Letter from the Editor
Jay R. Jordan, Editor-in-Chief
Our publication recently ran an editorial piece on our Viewpoints page in our Paws Up/Down section. The Paws Up in question read, “PAWS UP to Rush Week: Mom and dad cough up that cash for you to have friends while you sit back and reap the rewards (a broken wine bottle in your neck).”
While the author of this Paws Up will remain anonymous, I am the editor who gave the final say in whether or not to run it. On behalf of the Houstonian staff, I would like to apologize for this Paws Up. However, I stand by its publication and the writer who wrote it. While this Paws Up was neither in my nor the entirety of our staff’s opinion, I stand by our freedom to do so without persecution nor prior restraint.
When the politics and bad blood are taken out of the equation, you should agree with me, too.
There was opposition to our Paws Up. This came from a number of students who were upset with the content of and the means by which this opinion was published.
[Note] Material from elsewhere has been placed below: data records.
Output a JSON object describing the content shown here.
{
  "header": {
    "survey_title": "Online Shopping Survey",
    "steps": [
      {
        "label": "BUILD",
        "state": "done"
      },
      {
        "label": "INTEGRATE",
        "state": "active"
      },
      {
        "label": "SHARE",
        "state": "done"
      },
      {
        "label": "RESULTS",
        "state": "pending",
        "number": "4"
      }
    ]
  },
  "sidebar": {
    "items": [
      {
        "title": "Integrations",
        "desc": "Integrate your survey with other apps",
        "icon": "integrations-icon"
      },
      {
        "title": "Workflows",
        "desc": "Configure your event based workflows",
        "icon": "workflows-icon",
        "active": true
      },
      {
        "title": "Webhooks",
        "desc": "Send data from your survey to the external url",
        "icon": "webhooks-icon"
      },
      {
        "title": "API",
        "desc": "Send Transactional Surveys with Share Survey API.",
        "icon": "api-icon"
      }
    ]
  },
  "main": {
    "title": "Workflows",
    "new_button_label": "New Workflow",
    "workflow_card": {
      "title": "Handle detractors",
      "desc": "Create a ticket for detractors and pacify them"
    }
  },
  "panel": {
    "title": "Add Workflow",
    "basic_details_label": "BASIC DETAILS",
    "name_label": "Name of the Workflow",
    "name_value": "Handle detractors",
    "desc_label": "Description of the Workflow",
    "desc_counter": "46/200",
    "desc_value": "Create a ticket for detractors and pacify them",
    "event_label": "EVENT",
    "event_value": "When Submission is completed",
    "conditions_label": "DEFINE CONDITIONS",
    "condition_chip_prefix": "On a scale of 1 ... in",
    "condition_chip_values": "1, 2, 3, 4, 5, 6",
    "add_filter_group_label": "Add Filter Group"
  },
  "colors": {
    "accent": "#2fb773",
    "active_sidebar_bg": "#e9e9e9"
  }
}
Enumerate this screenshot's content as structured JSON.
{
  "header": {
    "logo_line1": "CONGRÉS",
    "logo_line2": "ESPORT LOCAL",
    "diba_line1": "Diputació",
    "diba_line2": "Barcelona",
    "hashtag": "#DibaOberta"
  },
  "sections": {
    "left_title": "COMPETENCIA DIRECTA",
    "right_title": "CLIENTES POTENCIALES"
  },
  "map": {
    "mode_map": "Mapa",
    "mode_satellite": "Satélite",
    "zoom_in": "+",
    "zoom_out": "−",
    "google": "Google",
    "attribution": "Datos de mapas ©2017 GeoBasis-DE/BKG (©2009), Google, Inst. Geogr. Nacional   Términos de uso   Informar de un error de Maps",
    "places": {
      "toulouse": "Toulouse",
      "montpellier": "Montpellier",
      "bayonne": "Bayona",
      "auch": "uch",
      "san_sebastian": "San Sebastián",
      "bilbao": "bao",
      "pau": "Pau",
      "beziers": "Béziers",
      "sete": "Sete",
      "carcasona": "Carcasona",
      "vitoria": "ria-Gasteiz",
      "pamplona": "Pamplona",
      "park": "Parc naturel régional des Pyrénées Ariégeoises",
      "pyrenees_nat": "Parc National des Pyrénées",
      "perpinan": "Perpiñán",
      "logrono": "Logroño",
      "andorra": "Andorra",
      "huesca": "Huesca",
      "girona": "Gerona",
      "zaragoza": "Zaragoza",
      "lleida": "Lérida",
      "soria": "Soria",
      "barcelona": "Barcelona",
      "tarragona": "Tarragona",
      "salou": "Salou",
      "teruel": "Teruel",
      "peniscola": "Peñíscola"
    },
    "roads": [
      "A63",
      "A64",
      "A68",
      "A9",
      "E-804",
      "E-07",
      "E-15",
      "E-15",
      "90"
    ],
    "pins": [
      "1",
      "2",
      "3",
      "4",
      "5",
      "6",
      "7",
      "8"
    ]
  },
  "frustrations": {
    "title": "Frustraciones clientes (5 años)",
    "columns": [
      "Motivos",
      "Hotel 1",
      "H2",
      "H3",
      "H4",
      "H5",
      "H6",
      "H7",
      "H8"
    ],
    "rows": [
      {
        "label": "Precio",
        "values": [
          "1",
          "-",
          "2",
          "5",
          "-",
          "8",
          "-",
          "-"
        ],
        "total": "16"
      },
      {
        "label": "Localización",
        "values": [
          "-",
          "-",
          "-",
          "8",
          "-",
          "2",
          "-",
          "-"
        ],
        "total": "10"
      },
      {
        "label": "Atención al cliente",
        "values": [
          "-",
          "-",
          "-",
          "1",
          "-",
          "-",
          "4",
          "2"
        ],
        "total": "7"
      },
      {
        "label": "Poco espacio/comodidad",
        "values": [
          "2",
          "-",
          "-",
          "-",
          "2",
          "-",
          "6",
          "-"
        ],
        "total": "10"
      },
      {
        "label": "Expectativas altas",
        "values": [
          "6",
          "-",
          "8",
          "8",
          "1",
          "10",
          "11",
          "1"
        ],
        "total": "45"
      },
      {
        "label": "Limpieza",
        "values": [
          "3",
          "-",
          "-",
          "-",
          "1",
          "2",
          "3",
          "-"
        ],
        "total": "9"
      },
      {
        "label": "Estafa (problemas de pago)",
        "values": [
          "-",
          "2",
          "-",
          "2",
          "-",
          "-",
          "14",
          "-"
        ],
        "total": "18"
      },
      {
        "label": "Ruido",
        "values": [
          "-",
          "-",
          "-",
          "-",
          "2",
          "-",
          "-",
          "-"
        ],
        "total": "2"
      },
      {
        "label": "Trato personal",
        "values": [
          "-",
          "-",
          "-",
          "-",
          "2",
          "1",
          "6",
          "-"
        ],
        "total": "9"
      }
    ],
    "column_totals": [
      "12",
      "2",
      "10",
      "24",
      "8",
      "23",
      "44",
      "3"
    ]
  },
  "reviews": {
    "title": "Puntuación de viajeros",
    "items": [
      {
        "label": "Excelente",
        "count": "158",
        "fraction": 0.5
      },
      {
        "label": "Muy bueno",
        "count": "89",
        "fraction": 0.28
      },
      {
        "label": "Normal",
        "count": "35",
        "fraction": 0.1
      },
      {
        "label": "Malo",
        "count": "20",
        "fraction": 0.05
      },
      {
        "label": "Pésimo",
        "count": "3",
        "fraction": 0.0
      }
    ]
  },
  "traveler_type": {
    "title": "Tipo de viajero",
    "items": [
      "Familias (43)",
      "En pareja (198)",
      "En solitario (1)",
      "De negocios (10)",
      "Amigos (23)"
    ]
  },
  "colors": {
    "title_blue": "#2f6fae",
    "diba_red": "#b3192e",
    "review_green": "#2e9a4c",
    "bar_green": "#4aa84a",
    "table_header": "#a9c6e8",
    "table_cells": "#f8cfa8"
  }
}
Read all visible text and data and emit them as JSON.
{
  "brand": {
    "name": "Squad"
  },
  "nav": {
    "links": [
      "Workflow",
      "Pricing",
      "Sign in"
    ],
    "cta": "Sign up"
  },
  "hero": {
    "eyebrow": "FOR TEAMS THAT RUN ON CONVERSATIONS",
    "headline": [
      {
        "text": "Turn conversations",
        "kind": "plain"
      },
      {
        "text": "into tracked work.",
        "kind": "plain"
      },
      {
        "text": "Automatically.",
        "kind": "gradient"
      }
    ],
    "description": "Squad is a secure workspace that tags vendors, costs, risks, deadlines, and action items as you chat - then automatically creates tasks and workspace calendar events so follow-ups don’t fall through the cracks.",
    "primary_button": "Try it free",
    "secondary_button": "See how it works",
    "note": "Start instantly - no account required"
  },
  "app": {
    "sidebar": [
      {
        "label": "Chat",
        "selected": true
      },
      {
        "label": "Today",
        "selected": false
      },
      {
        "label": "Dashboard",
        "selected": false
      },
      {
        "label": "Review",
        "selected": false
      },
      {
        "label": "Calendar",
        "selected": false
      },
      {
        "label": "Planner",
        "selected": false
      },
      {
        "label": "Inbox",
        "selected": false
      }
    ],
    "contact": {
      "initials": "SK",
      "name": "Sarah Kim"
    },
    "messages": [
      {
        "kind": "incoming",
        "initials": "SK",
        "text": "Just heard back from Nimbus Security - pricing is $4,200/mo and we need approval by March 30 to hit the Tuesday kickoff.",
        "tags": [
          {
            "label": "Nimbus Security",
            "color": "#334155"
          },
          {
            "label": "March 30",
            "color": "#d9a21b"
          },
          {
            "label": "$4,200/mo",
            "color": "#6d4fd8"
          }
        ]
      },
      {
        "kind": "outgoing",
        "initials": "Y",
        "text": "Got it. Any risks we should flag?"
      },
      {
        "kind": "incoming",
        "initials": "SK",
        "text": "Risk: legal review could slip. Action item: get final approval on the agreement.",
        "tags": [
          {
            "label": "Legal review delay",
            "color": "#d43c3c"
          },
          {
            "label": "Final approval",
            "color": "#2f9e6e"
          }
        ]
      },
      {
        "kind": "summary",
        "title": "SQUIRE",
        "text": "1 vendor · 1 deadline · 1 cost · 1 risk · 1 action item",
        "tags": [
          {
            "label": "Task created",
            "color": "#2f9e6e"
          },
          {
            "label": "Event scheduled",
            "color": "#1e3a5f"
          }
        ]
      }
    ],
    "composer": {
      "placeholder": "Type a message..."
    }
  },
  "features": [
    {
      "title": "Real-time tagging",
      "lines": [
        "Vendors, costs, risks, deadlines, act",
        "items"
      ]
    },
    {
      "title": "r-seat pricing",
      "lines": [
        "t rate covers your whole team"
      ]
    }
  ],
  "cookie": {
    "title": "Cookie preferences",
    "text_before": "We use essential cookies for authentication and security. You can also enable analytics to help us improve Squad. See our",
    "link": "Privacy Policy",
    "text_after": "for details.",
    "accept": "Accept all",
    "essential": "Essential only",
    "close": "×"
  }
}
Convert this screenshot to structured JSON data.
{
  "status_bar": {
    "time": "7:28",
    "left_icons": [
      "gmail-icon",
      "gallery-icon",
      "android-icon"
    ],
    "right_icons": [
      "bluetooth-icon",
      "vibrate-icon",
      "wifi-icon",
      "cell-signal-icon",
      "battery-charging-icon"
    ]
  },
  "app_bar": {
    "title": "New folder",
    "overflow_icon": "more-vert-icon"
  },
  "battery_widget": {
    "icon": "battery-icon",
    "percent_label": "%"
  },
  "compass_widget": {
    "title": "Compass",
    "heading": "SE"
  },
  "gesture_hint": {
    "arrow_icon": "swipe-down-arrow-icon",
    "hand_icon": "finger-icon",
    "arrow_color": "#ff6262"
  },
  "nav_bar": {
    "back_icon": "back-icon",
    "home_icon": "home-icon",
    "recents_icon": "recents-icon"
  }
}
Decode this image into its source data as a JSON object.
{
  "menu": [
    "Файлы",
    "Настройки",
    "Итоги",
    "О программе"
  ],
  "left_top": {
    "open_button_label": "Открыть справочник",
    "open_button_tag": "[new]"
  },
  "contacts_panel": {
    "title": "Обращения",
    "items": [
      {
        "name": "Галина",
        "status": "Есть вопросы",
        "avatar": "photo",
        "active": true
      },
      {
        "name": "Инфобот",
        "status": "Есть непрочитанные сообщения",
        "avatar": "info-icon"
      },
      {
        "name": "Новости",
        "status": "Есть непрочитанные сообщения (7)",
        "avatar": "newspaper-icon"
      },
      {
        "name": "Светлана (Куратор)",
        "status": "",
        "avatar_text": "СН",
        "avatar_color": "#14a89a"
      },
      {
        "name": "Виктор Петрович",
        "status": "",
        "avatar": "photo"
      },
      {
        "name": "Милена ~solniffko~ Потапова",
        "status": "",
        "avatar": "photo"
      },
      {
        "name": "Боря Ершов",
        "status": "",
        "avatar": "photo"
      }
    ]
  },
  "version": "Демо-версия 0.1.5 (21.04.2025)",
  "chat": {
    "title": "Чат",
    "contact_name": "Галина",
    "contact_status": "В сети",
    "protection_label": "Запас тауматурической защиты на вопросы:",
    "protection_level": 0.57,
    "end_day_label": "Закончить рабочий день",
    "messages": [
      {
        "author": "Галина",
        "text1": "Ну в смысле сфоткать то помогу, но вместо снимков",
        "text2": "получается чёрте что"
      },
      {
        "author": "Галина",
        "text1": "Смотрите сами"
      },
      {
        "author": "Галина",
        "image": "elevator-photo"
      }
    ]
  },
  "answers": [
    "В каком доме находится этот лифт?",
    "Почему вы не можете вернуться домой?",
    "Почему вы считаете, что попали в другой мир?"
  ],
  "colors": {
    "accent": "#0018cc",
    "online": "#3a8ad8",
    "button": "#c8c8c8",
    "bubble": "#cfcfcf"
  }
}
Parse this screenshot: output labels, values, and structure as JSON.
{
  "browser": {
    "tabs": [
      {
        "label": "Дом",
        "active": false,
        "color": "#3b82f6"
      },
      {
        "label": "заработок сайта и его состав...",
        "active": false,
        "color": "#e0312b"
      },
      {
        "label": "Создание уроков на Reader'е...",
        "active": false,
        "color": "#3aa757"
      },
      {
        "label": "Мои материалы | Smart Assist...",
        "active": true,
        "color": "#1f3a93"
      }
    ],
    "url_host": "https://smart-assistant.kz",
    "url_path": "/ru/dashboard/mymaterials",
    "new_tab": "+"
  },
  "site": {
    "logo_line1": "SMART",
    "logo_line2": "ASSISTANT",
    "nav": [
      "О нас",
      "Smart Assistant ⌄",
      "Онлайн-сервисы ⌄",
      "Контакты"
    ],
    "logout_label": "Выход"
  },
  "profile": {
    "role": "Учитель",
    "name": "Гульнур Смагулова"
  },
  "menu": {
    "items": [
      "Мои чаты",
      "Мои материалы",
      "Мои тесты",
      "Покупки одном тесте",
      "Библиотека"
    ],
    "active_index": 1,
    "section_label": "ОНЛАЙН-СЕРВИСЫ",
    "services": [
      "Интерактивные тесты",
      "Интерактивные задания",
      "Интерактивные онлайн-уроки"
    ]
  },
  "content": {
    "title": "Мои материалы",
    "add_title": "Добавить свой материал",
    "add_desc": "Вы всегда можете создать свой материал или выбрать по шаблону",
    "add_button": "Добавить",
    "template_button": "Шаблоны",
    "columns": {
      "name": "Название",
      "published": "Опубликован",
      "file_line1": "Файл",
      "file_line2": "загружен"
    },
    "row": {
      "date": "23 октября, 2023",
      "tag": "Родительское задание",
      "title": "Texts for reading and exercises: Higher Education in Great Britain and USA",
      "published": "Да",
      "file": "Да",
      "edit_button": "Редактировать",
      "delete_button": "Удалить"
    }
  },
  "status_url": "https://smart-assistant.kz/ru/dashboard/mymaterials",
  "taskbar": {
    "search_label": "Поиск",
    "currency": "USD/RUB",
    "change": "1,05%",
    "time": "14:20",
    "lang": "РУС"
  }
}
This opinion was published on our Viewpoints page, which is reserved for editorials, opinions, letters to the editor, cartoons, retractions and corrections.
However, multiple students took to Twitter to complain, tweeting that the Houstonian was biased and does not report the news. Others said we were not being “classy” and, again said we needed to be unbiased. This is where the nature of the Viewpoints page is extremely relevant in that it is the one page where we should print opinions, regardless of the author.
This is where the Viewpoints page differentiates from the News page. Our news is unbiased. No, not the faux “Fair and Balanced” unbiased, but our reports truly tell both sides of a story, so long as both sides are willing to cooperate with our reporters. For example, if person A and person B get into a fight, and person A tells a reporter all of the details but person B refuses to go on record, we can only print a story with the details from person A.
I challenge any student reading this to scour through our news section since I began my tenure as editor-in-chief and find a truly biased article. I will take the liberty to draft a correction and print it on our Viewpoints page.
With that being said, our publication also had calls from the author of this week’s letter to the editor that we do not cover the “good side” of Greek life organizations and only print the “bad side.”
With the entire Greek life v. Student Government Association showdown of 2014 out of the way, I can say that since I’ve worked at this newspaper, we have lacked a proper coverage of Greek life. However, I would like to ask any one inside a Greek life organization to send any and all story ideas to email@example.com. This way, we are able to gather information and write a proper story. I would love to publish stories reflecting the good side of Greek life, but I cannot do so if I do not know about it.
Together, you and I make up the student body at Sam Houston State University. While our years here are short (hopefully), our mark lasts forever. Let us not make it about bickering but about building a better university.